(Dataset entries)
# # #

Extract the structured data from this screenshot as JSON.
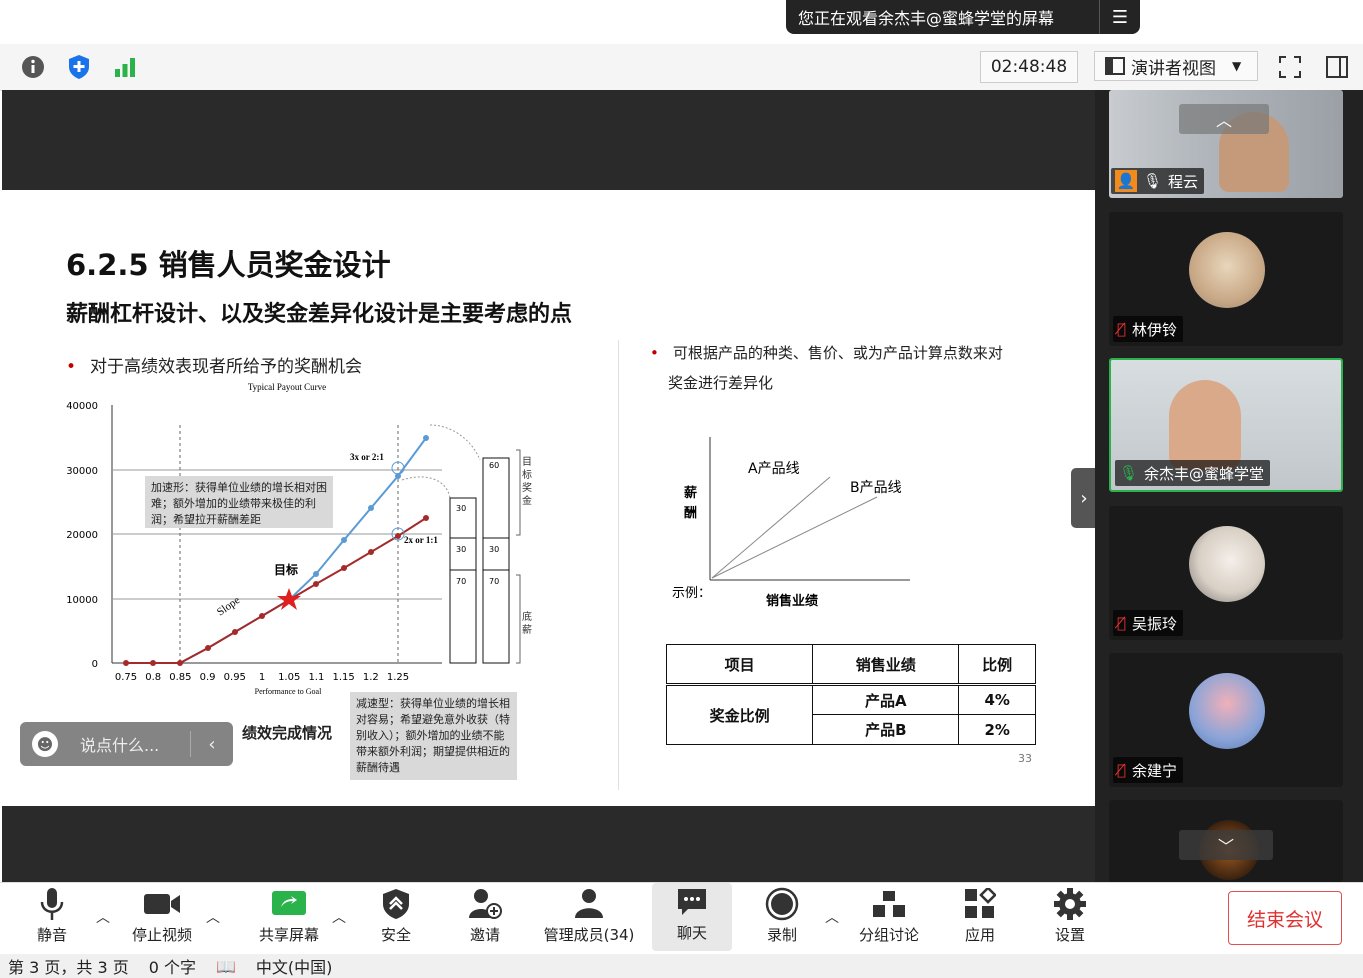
{
  "top_notice": {
    "text": "您正在观看余杰丰@蜜蜂学堂的屏幕"
  },
  "toolbar": {
    "timer": "02:48:48",
    "view_label": "演讲者视图"
  },
  "slide": {
    "title": "6.2.5 销售人员奖金设计",
    "subtitle": "薪酬杠杆设计、以及奖金差异化设计是主要考虑的点",
    "bullet_left": "对于高绩效表现者所给予的奖酬机会",
    "bullet_right_line1": "可根据产品的种类、售价、或为产品计算点数来对",
    "bullet_right_line2": "奖金进行差异化",
    "page_number": "33",
    "chart_left": {
      "title": "Typical Payout Curve",
      "x_axis_caption": "Performance to Goal",
      "x_label_cn": "绩效完成情况",
      "y_ticks": [
        "40000",
        "30000",
        "20000",
        "10000",
        "0"
      ],
      "x_ticks": [
        "0.75",
        "0.8",
        "0.85",
        "0.9",
        "0.95",
        "1",
        "1.05",
        "1.1",
        "1.15",
        "1.2",
        "1.25"
      ],
      "target_label": "目标",
      "slope_label": "Slope",
      "ratio_high": "3x or 2:1",
      "ratio_low": "2x or 1:1",
      "note_accelerate": "加速形：获得单位业绩的增长相对困难；额外增加的业绩带来极佳的利润；希望拉开薪酬差距",
      "note_decelerate": "减速型：获得单位业绩的增长相对容易；希望避免意外收获（特别收入）；额外增加的业绩不能带来额外利润；期望提供相近的薪酬待遇",
      "bar_labels": {
        "target_bonus": "目标奖金",
        "base_pay": "底薪"
      },
      "stack_values": {
        "col1_top": "30",
        "col1_mid": "30",
        "col1_bottom": "70",
        "col2_top": "60",
        "col2_mid": "30",
        "col2_bottom": "70"
      }
    },
    "chart_right": {
      "y_label": "薪酬",
      "x_label": "销售业绩",
      "line_a": "A产品线",
      "line_b": "B产品线",
      "example": "示例："
    },
    "table": {
      "headers": [
        "项目",
        "销售业绩",
        "比例"
      ],
      "row_label": "奖金比例",
      "rows": [
        [
          "产品A",
          "4%"
        ],
        [
          "产品B",
          "2%"
        ]
      ]
    }
  },
  "comment_box": {
    "placeholder": "说点什么..."
  },
  "participants": [
    {
      "name": "程云"
    },
    {
      "name": "林伊铃"
    },
    {
      "name": "余杰丰@蜜蜂学堂"
    },
    {
      "name": "吴振玲"
    },
    {
      "name": "余建宁"
    }
  ],
  "bottom_bar": {
    "mute": "静音",
    "stop_video": "停止视频",
    "share_screen": "共享屏幕",
    "security": "安全",
    "invite": "邀请",
    "manage_members": "管理成员(34)",
    "chat": "聊天",
    "record": "录制",
    "breakout": "分组讨论",
    "apps": "应用",
    "settings": "设置",
    "end_meeting": "结束会议"
  },
  "status_bar": {
    "pages": "第 3 页，共 3 页",
    "words": "0 个字",
    "language": "中文(中国)"
  },
  "colors": {
    "accent_green": "#2ab24b",
    "end_red": "#e03030",
    "curve_blue": "#5b9bd5",
    "curve_red": "#a52a2a"
  }
}
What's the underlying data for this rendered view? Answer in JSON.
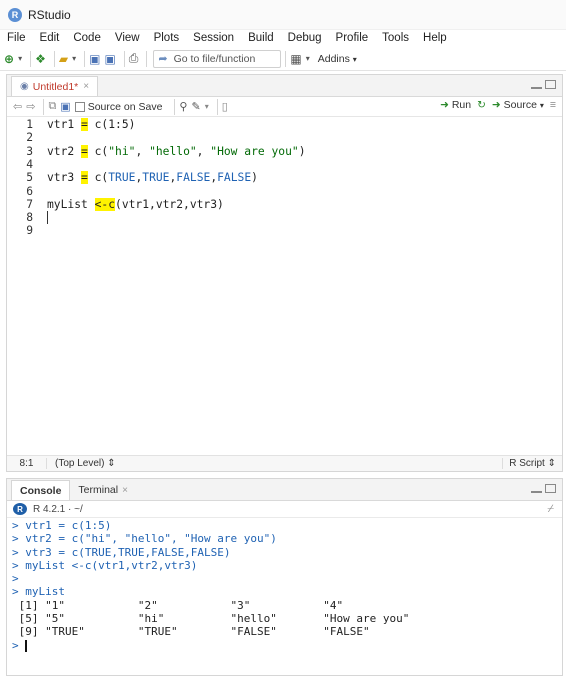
{
  "window": {
    "title": "RStudio"
  },
  "menu": [
    "File",
    "Edit",
    "Code",
    "View",
    "Plots",
    "Session",
    "Build",
    "Debug",
    "Profile",
    "Tools",
    "Help"
  ],
  "main_toolbar": {
    "goto_placeholder": "Go to file/function",
    "addins_label": "Addins"
  },
  "editor": {
    "tab_label": "Untitled1*",
    "source_on_save_label": "Source on Save",
    "run_label": "Run",
    "source_label": "Source",
    "lines": [
      {
        "num": "1",
        "pre": "vtr1 ",
        "op": "=",
        "post": " c(1:5)"
      },
      {
        "num": "2",
        "pre": "",
        "op": "",
        "post": ""
      },
      {
        "num": "3",
        "pre": "vtr2 ",
        "op": "=",
        "post": " c(\"hi\", \"hello\", \"How are you\")"
      },
      {
        "num": "4",
        "pre": "",
        "op": "",
        "post": ""
      },
      {
        "num": "5",
        "pre": "vtr3 ",
        "op": "=",
        "post": " c(TRUE,TRUE,FALSE,FALSE)"
      },
      {
        "num": "6",
        "pre": "",
        "op": "",
        "post": ""
      },
      {
        "num": "7",
        "pre": "myList ",
        "op": "<-c",
        "post": "(vtr1,vtr2,vtr3)"
      },
      {
        "num": "8",
        "pre": "",
        "op": "",
        "post": ""
      },
      {
        "num": "9",
        "pre": "",
        "op": "",
        "post": ""
      }
    ],
    "status": {
      "position": "8:1",
      "scope": "(Top Level)",
      "filetype": "R Script"
    }
  },
  "console": {
    "tab_console": "Console",
    "tab_terminal": "Terminal",
    "r_version": "R 4.2.1 · ~/",
    "lines": [
      {
        "type": "cmd",
        "text": "> vtr1 = c(1:5)"
      },
      {
        "type": "cmd",
        "text": "> vtr2 = c(\"hi\", \"hello\", \"How are you\")"
      },
      {
        "type": "cmd",
        "text": "> vtr3 = c(TRUE,TRUE,FALSE,FALSE)"
      },
      {
        "type": "cmd",
        "text": "> myList <-c(vtr1,vtr2,vtr3)"
      },
      {
        "type": "cmd",
        "text": ">"
      },
      {
        "type": "cmd",
        "text": "> myList"
      },
      {
        "type": "out",
        "text": " [1] \"1\"           \"2\"           \"3\"           \"4\""
      },
      {
        "type": "out",
        "text": " [5] \"5\"           \"hi\"          \"hello\"       \"How are you\""
      },
      {
        "type": "out",
        "text": " [9] \"TRUE\"        \"TRUE\"        \"FALSE\"       \"FALSE\""
      }
    ],
    "prompt": ">"
  },
  "colors": {
    "highlight": "#fff300",
    "keyword": "#1f62b3",
    "string": "#036a07",
    "tab_modified": "#c0392b"
  }
}
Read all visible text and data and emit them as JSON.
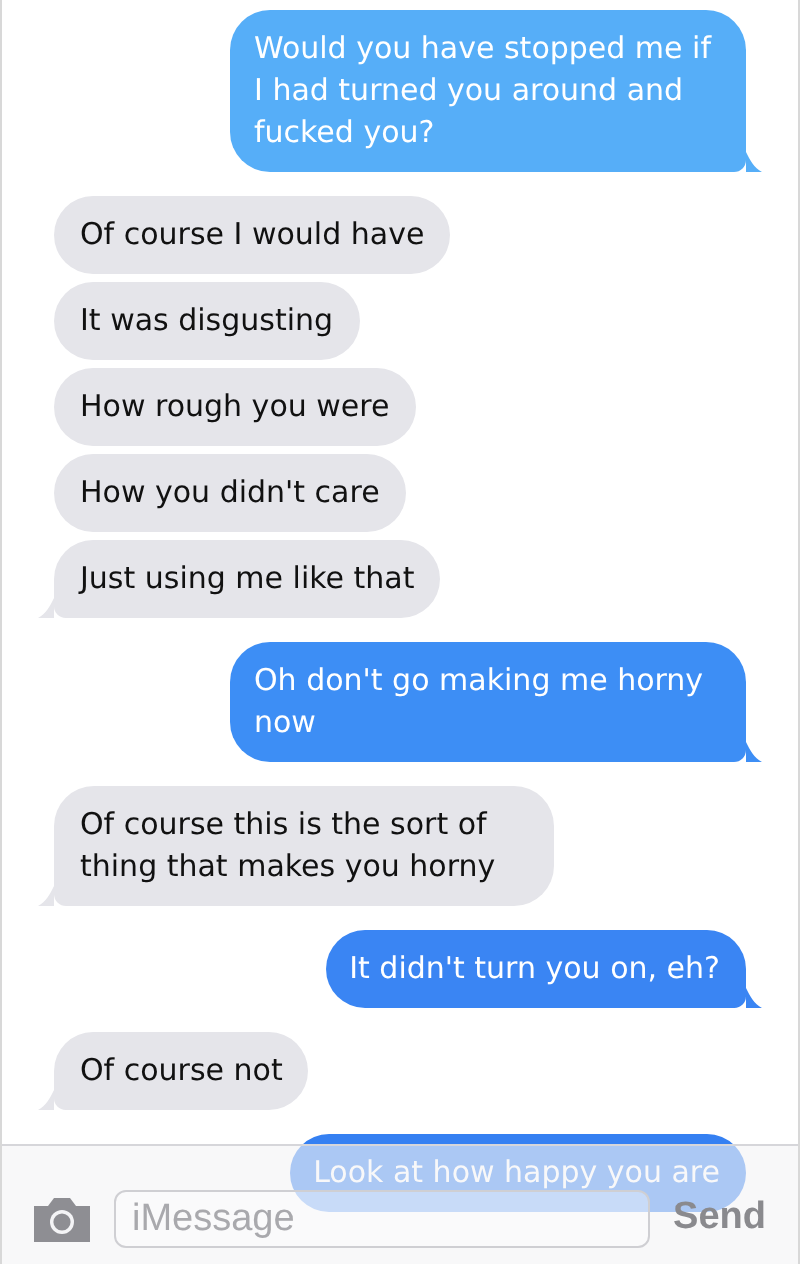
{
  "messages": [
    {
      "kind": "sent",
      "text": "Would you have stopped me if I had turned you around and fucked you?",
      "color": "#56aef8",
      "tail": true
    },
    {
      "kind": "received",
      "text": "Of course I would have",
      "tail": false
    },
    {
      "kind": "received",
      "text": "It was disgusting",
      "tail": false
    },
    {
      "kind": "received",
      "text": "How rough you were",
      "tail": false
    },
    {
      "kind": "received",
      "text": "How you didn't care",
      "tail": false
    },
    {
      "kind": "received",
      "text": "Just using me like that",
      "tail": true
    },
    {
      "kind": "sent",
      "text": "Oh don't go making me horny now",
      "color": "#3d8ef5",
      "tail": true
    },
    {
      "kind": "received",
      "text": "Of course this is the sort of thing that makes you horny",
      "tail": true
    },
    {
      "kind": "sent",
      "text": "It didn't turn you on, eh?",
      "color": "#3a85f3",
      "tail": true
    },
    {
      "kind": "received",
      "text": "Of course not",
      "tail": true
    },
    {
      "kind": "sent",
      "text": "Look at how happy you are",
      "color": "#3580f2",
      "tail": false
    }
  ],
  "composer": {
    "placeholder": "iMessage",
    "send": "Send"
  }
}
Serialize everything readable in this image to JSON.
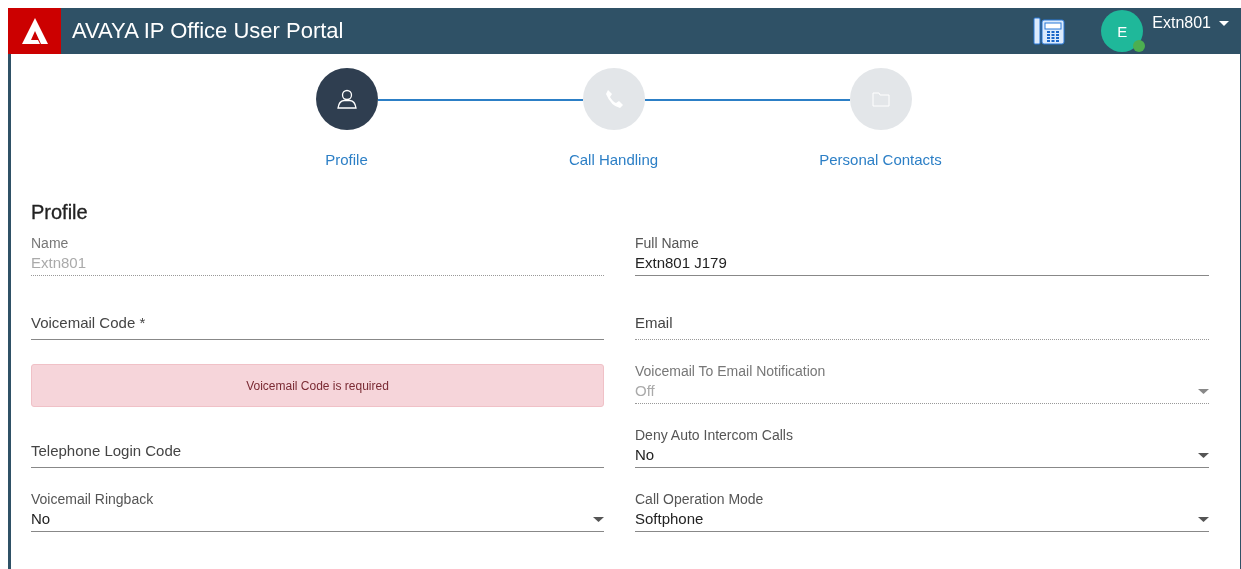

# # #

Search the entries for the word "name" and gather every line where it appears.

■ OUTPUT OF THE TASK:
      "name": "程云"
      "name": "林伊铃"
      "name": "余杰丰@蜜蜂学堂"
      "name": "吴振玲"
      "name": "余建宁"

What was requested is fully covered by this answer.